Coronary artery disease is a leading cause of morbidity and mortality in developed countries. According to a Center for Disease Control report, one out of four deaths is attributed to coronary artery disease. It costs the United States human lives, productivity, and more than 100 billion dollars each year. Due to increased incidence in both men and women and all ethnicities, risk stratification of patients at risk for developing myocardial infarction and death is of paramount importance. Various tests are available for diagnosis and prognosis in coronary heart disease such as exercise treadmill testing, coronary calcium scoring, dobutamine stress echocardiography, exercise, dipyridamole, adenosine or dobutamine stress nuclear myocardial perfusion imaging (MPI), and dobutamine or adenosine stress cardiac magnetic resonance imaging. Since 2008 a new vasodilator, regadenoson (REG), has become available and is now widely used for nuclear perfusion imaging. Pharmacologic stress testing challenges the coronary flow reserve to evaluate the hyperemic capacity of the heart, which can be impaired in significant epicardial stenosis or microvascular dysfunction.
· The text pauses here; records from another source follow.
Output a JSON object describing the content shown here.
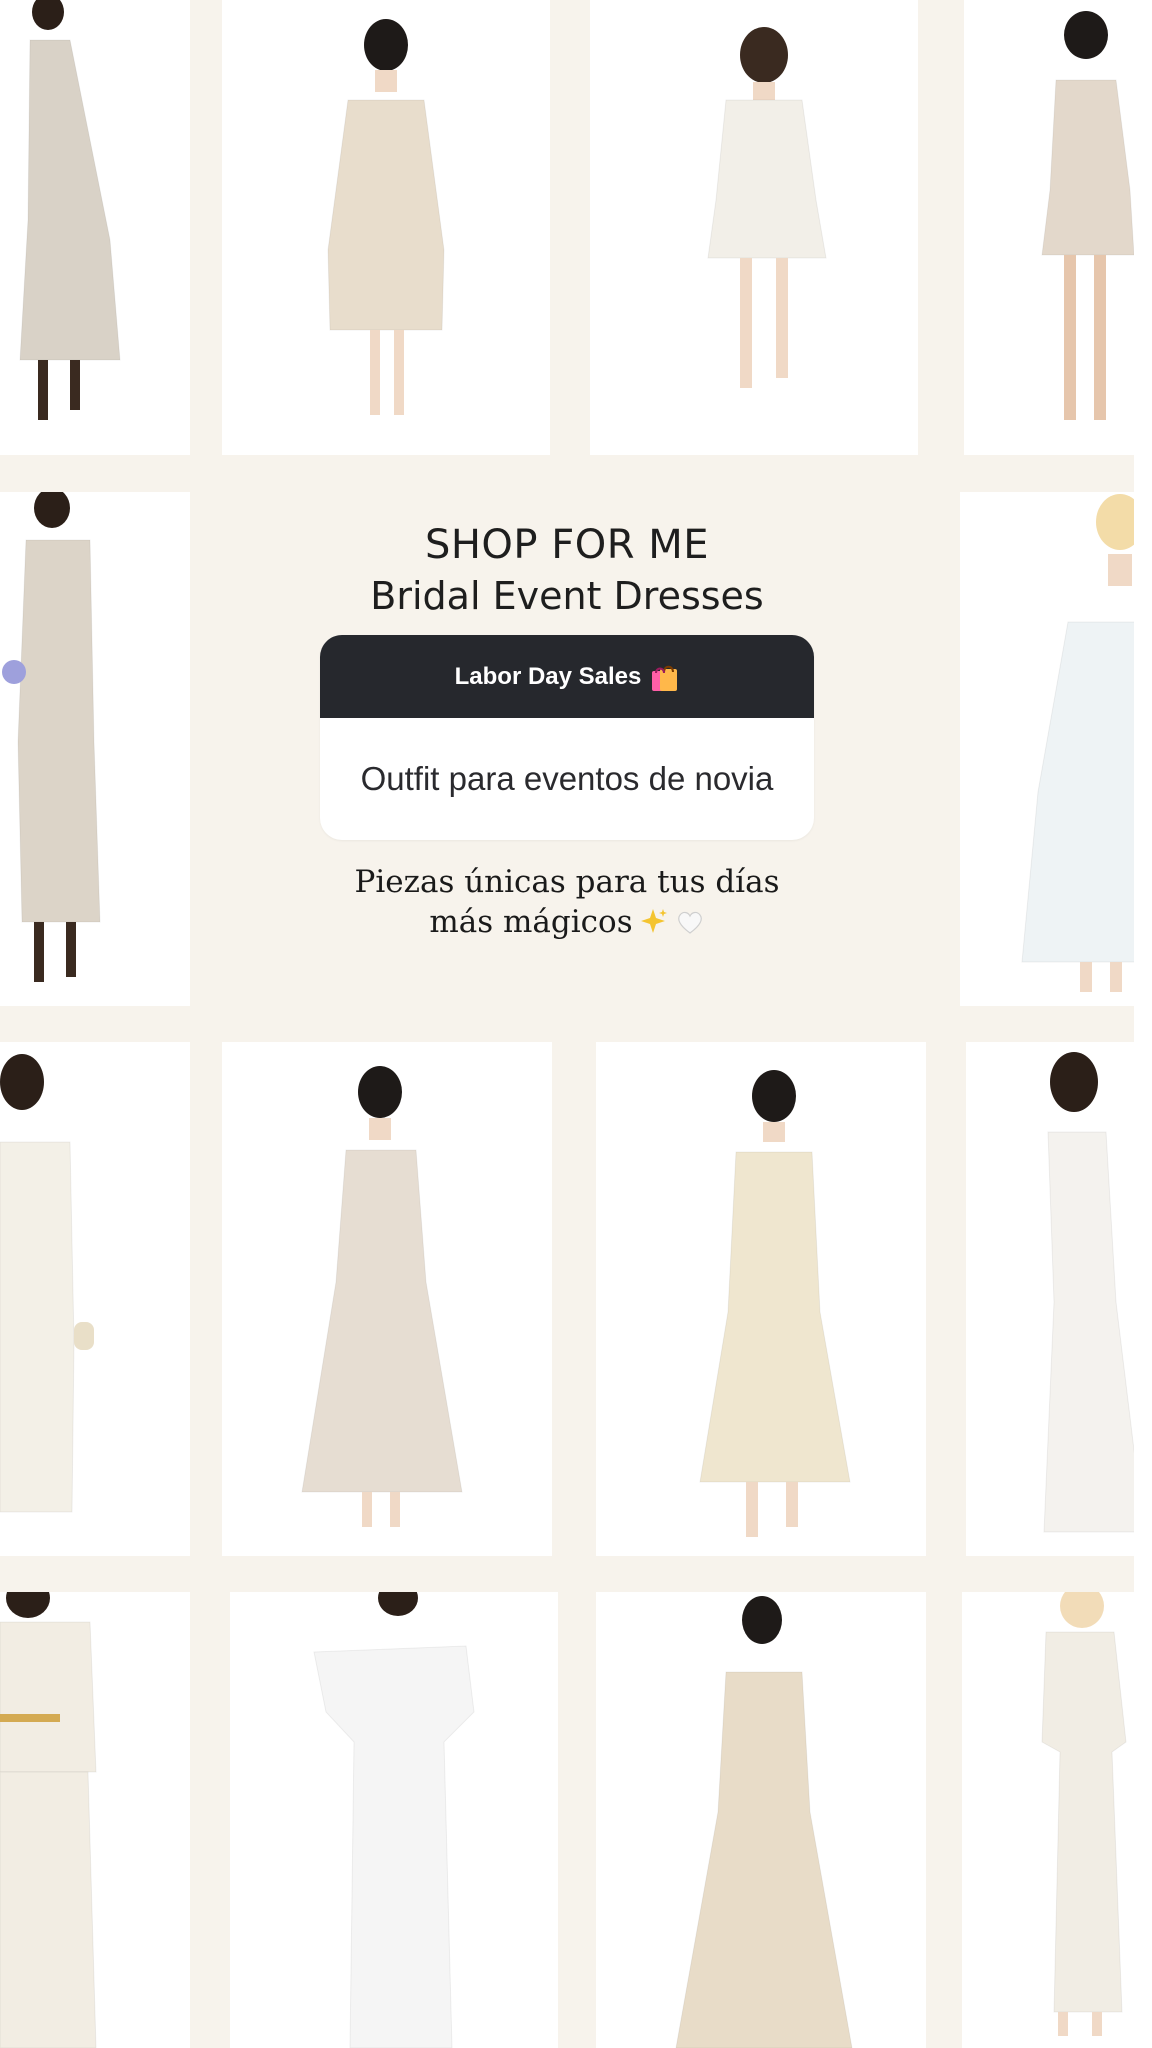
{
  "title": {
    "line1": "SHOP FOR ME",
    "line2": "Bridal Event Dresses"
  },
  "sticker": {
    "header": "Labor Day Sales",
    "header_icon": "shopping-bags-icon",
    "body": "Outfit para eventos de novia"
  },
  "subtitle": {
    "line1": "Piezas únicas para tus días",
    "line2": "más mágicos",
    "icons": [
      "sparkles-icon",
      "white-heart-icon"
    ]
  },
  "colors": {
    "background": "#f7f3ec",
    "tile_background": "#ffffff",
    "sticker_header": "#26282d",
    "text_dark": "#1e1e1e"
  },
  "products": [
    {
      "name": "product-1",
      "dress_color": "#d9d2c7"
    },
    {
      "name": "product-2",
      "dress_color": "#e8ddcc"
    },
    {
      "name": "product-3",
      "dress_color": "#f2efe8"
    },
    {
      "name": "product-4",
      "dress_color": "#e3d8cb"
    },
    {
      "name": "product-5",
      "dress_color": "#dcd4c8"
    },
    {
      "name": "product-6",
      "dress_color": "#eef3f5"
    },
    {
      "name": "product-7",
      "dress_color": "#f3f0e7"
    },
    {
      "name": "product-8",
      "dress_color": "#e6ddd2"
    },
    {
      "name": "product-9",
      "dress_color": "#efe6cf"
    },
    {
      "name": "product-10",
      "dress_color": "#f4f2ee"
    },
    {
      "name": "product-11",
      "dress_color": "#f2ede3"
    },
    {
      "name": "product-12",
      "dress_color": "#f5f5f5"
    },
    {
      "name": "product-13",
      "dress_color": "#e8dcc8"
    },
    {
      "name": "product-14",
      "dress_color": "#f1ede4"
    }
  ]
}
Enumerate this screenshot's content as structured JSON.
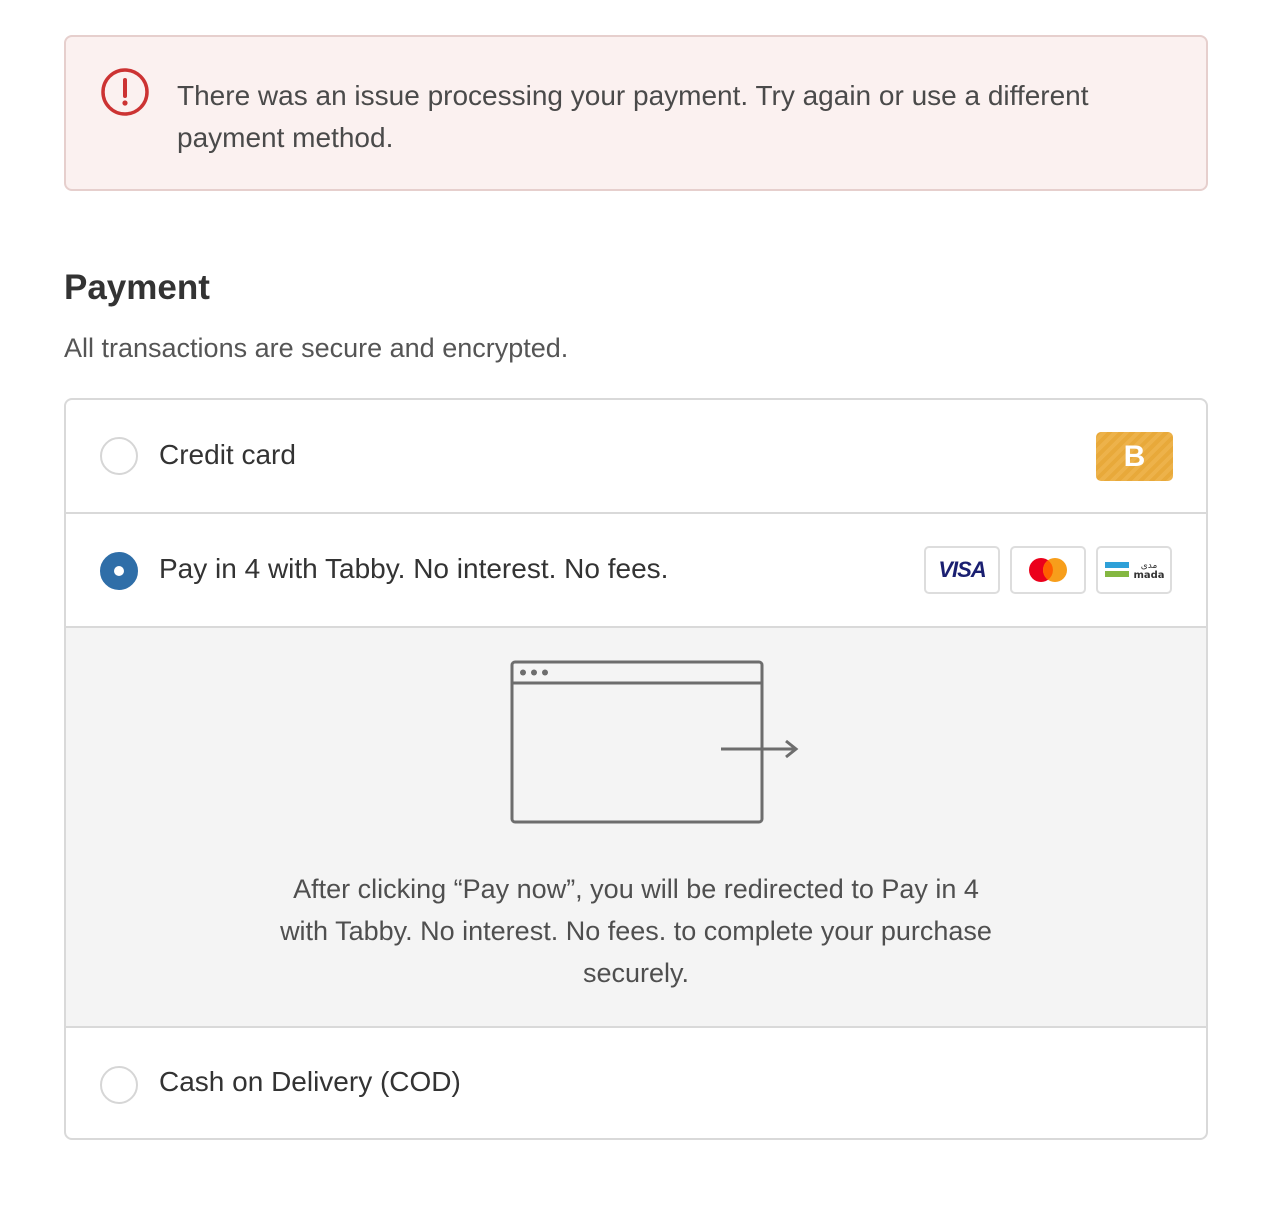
{
  "error": {
    "message": "There was an issue processing your payment. Try again or use a different payment method.",
    "icon": "alert-circle-icon",
    "color": "#cc3333"
  },
  "payment": {
    "title": "Payment",
    "subtitle": "All transactions are secure and encrypted."
  },
  "methods": [
    {
      "label": "Credit card",
      "selected": false,
      "badge": "B"
    },
    {
      "label": "Pay in 4 with Tabby. No interest. No fees.",
      "selected": true,
      "cards": [
        "VISA",
        "mastercard",
        "mada"
      ]
    },
    {
      "label": "Cash on Delivery (COD)",
      "selected": false
    }
  ],
  "cards": {
    "visa": "VISA",
    "mada_latin": "mada",
    "mada_arabic": "مدى"
  },
  "redirect": {
    "icon": "browser-redirect-icon",
    "message": "After clicking “Pay now”, you will be redirected to Pay in 4 with Tabby. No interest. No fees. to complete your purchase securely."
  },
  "colors": {
    "accent": "#2f6ea8",
    "badge": "#e8a93a",
    "error_bg": "#fbf1f0"
  }
}
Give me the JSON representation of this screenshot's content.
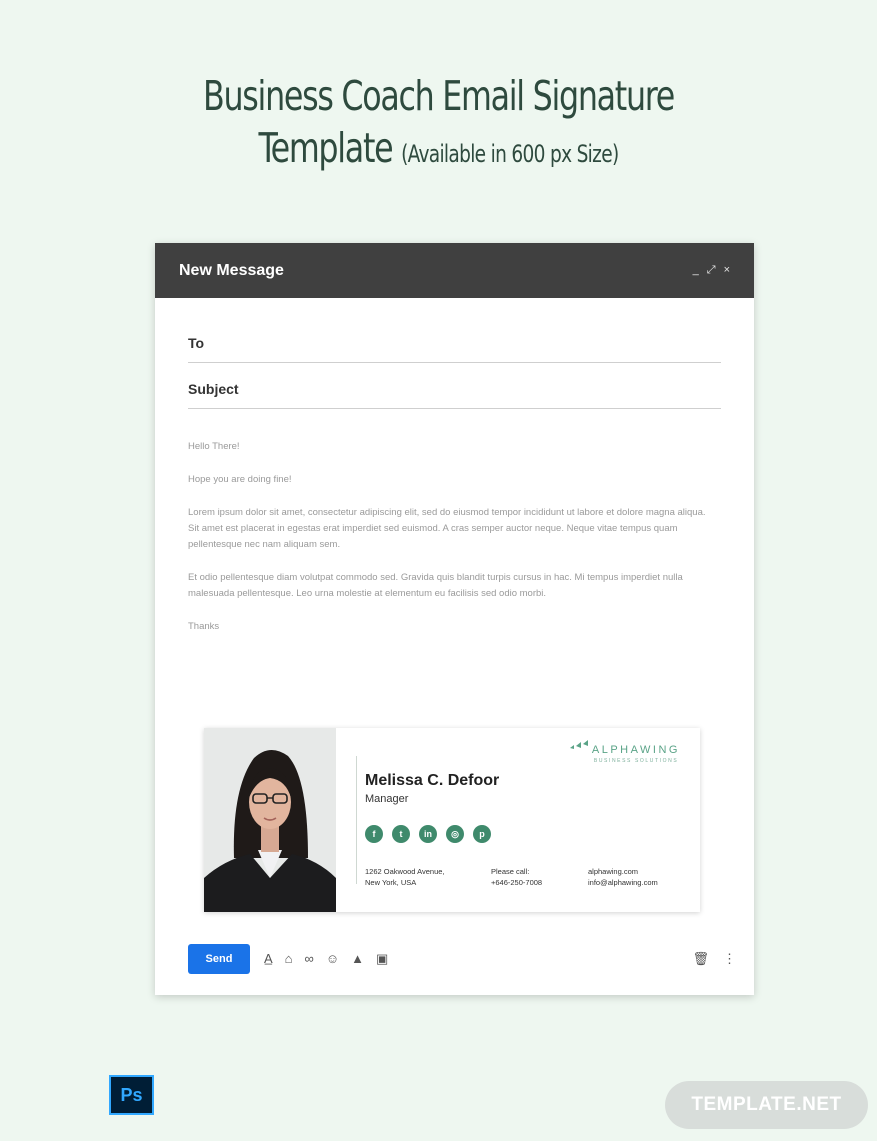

In the presence of either of these conditions, ischemia induced by hyperemia manifests as wall motion abnormalities on echocardiography or as perfusion defects in nuclear perfusion imaging.
Part of the book: Coronary Artery Disease